Start of Data records

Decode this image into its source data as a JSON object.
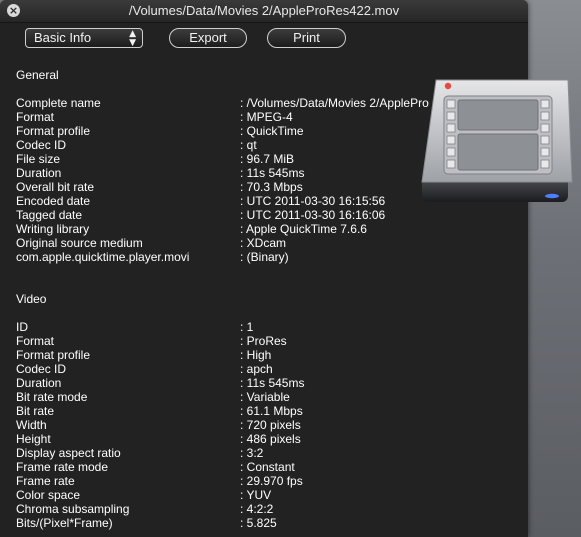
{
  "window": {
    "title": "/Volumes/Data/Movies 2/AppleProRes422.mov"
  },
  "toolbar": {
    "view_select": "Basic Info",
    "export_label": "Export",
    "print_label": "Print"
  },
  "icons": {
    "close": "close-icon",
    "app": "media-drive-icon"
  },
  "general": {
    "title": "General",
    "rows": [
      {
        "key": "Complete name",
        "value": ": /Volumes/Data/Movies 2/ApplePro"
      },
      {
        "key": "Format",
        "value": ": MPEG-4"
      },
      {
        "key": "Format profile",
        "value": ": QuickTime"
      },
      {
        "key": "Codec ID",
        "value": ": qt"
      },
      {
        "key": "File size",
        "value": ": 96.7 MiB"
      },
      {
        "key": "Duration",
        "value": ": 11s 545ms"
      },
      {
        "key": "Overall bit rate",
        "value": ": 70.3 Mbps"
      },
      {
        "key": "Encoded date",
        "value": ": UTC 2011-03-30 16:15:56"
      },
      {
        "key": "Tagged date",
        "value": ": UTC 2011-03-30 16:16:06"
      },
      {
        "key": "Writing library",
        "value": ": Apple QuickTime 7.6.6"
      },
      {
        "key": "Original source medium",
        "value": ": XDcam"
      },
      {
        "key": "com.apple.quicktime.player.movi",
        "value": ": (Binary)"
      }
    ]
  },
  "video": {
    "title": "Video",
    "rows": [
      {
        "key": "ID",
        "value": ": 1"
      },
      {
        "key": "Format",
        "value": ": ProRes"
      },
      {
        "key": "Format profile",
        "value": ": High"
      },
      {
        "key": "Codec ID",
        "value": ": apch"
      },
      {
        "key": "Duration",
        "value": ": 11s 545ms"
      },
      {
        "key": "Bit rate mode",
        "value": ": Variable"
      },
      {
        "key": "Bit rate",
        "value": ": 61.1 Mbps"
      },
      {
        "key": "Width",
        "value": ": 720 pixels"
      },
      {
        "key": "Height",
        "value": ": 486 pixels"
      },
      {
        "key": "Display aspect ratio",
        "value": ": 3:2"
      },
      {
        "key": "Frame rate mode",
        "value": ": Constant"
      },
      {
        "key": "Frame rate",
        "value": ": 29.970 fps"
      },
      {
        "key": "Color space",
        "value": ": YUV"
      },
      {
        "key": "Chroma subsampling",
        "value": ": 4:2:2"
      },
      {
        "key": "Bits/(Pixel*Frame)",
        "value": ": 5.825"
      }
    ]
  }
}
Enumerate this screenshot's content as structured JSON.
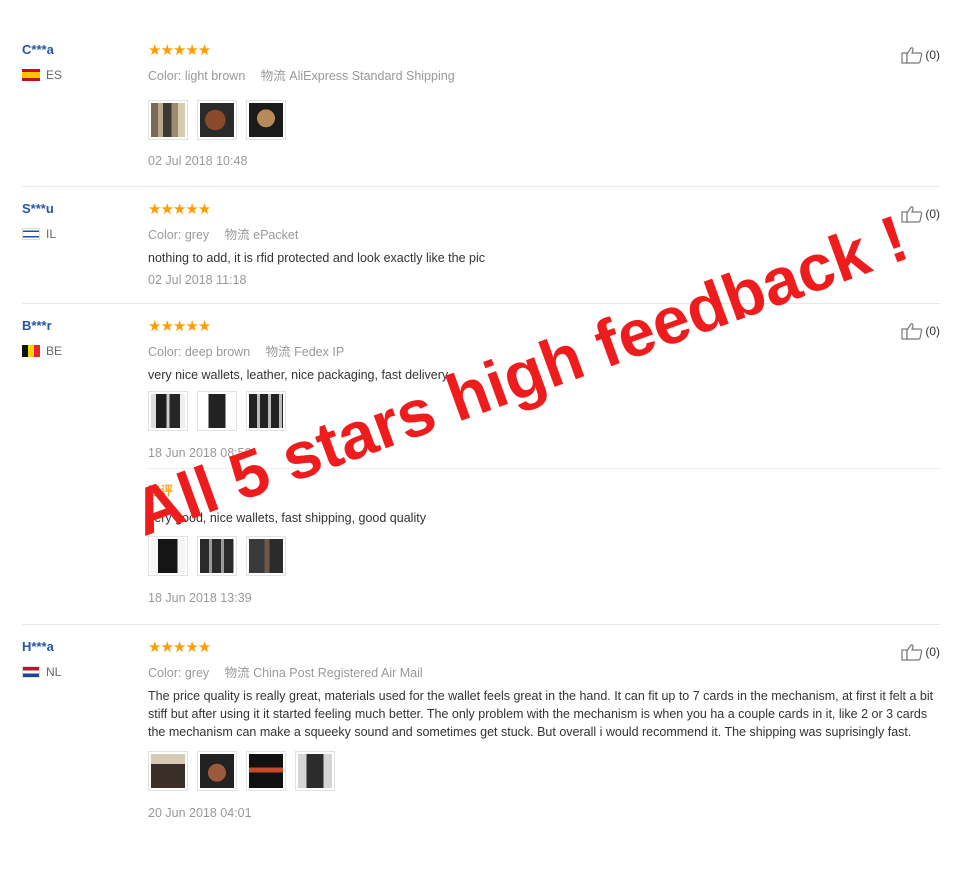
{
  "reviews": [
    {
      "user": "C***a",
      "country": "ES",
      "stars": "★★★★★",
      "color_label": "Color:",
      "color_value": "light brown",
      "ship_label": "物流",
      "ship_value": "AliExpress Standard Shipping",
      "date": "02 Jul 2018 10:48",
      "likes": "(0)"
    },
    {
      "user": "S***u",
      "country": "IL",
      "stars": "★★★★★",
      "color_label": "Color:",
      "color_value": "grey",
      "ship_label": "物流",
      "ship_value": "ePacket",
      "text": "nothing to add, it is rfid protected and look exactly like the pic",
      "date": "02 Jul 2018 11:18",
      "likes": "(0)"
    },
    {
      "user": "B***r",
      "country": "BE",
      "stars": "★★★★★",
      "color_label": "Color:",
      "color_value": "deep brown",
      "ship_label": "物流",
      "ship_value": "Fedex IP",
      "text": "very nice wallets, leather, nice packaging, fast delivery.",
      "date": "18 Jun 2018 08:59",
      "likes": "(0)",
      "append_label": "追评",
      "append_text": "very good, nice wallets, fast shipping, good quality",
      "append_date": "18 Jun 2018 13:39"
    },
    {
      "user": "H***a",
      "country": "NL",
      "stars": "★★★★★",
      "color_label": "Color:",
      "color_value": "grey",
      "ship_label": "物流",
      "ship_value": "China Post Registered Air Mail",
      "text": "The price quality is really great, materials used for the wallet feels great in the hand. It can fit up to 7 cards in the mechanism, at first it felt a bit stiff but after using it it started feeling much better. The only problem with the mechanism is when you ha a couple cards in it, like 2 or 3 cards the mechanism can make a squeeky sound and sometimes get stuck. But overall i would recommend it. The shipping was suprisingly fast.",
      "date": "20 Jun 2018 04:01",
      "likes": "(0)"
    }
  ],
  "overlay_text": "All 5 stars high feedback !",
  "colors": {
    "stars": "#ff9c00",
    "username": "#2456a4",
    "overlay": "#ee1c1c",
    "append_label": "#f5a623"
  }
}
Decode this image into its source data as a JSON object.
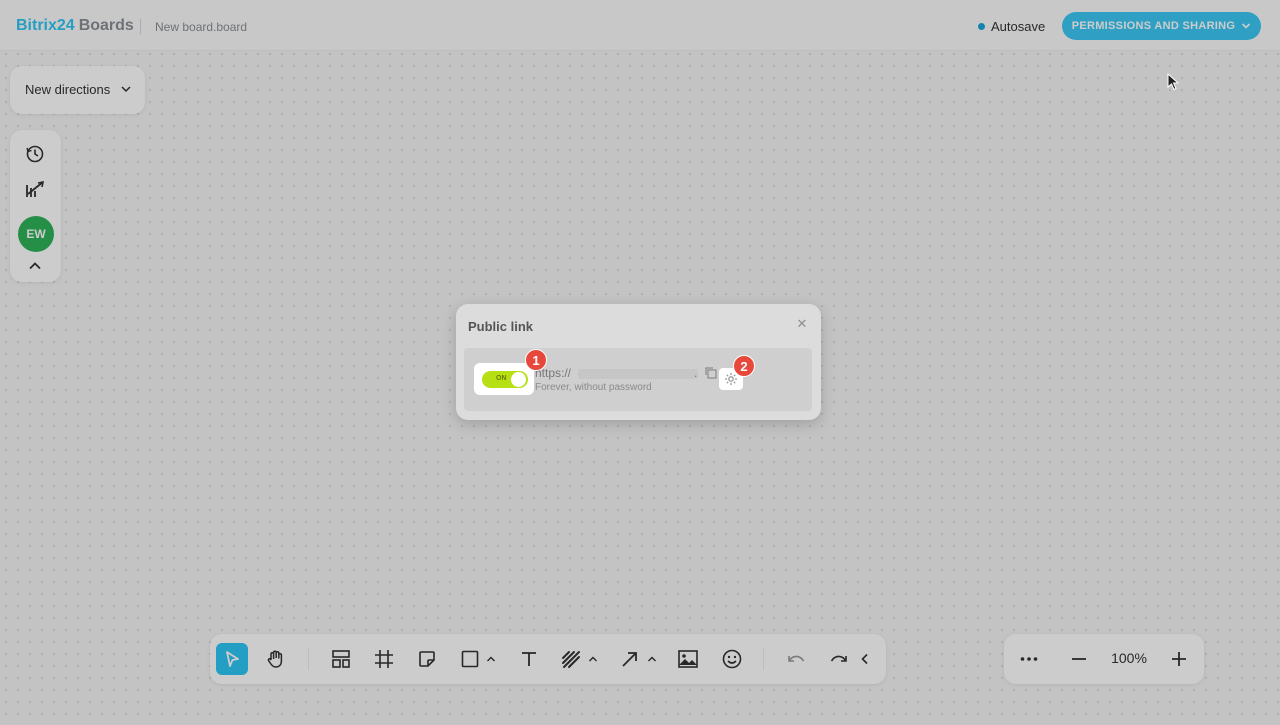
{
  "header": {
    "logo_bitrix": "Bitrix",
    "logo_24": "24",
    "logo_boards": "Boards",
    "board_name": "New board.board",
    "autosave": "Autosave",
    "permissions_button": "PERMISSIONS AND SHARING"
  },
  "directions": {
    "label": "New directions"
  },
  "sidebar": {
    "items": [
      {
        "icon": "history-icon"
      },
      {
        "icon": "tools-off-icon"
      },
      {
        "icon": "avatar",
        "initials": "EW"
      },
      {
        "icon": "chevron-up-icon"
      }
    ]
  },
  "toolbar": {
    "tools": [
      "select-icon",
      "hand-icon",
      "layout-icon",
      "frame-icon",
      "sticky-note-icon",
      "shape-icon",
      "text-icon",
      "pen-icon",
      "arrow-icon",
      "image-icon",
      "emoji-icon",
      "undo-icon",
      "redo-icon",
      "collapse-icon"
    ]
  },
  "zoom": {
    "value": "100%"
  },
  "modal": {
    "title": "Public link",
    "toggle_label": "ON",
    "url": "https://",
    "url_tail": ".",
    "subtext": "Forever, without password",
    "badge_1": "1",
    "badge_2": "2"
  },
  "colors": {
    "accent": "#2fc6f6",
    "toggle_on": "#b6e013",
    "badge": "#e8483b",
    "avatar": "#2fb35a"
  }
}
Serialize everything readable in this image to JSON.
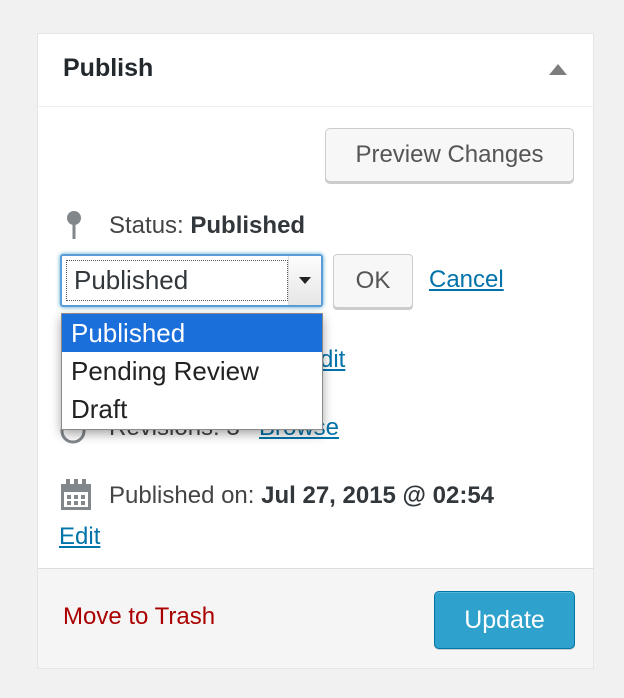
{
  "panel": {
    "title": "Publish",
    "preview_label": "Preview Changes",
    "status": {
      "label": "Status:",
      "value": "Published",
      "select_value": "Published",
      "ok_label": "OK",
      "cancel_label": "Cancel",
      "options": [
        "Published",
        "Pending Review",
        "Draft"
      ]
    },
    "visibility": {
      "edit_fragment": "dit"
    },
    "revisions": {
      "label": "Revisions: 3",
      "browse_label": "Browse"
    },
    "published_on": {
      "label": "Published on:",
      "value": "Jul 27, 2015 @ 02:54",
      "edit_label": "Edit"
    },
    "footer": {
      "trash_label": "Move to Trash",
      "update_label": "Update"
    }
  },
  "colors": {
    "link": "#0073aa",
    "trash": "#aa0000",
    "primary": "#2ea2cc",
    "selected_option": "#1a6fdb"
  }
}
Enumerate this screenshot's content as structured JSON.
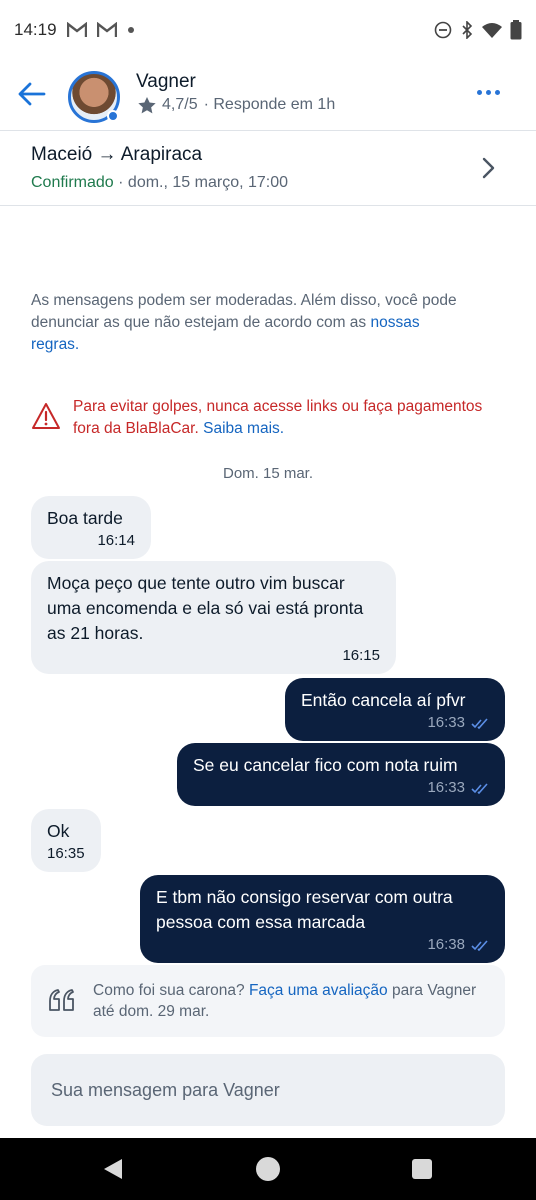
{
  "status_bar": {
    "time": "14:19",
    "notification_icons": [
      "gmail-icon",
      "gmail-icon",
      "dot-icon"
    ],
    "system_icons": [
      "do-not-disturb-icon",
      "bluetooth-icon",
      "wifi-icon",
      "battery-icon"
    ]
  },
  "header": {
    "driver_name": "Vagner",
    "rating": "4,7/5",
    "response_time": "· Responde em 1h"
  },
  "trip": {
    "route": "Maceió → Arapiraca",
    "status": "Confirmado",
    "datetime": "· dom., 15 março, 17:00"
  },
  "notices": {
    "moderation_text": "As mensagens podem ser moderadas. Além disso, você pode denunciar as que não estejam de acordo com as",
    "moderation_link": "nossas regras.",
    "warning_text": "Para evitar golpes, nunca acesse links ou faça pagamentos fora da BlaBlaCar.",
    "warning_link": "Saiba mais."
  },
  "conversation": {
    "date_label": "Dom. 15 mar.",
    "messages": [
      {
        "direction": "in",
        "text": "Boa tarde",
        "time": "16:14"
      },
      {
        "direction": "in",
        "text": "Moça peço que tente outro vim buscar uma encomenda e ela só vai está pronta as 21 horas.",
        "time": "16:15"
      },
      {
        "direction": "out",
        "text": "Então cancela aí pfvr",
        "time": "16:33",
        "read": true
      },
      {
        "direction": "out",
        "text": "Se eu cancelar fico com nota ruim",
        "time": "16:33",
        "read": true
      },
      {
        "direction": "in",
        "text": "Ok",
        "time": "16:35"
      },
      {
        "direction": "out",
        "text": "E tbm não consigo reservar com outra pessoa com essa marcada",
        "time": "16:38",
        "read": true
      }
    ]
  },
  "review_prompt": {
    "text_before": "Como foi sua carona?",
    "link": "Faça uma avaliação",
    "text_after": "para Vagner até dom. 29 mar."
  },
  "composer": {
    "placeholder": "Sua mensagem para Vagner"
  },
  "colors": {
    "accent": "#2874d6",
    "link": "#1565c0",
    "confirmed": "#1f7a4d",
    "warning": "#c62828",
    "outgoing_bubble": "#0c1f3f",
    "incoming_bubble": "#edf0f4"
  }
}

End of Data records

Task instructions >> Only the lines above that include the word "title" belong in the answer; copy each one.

Solution to the exercise >>
    "title": "/Volumes/Data/Movies 2/AppleProRes422.mov"
    "title": "General",
    "title": "Video",
    "title": "Public link",
    "title": "Publish",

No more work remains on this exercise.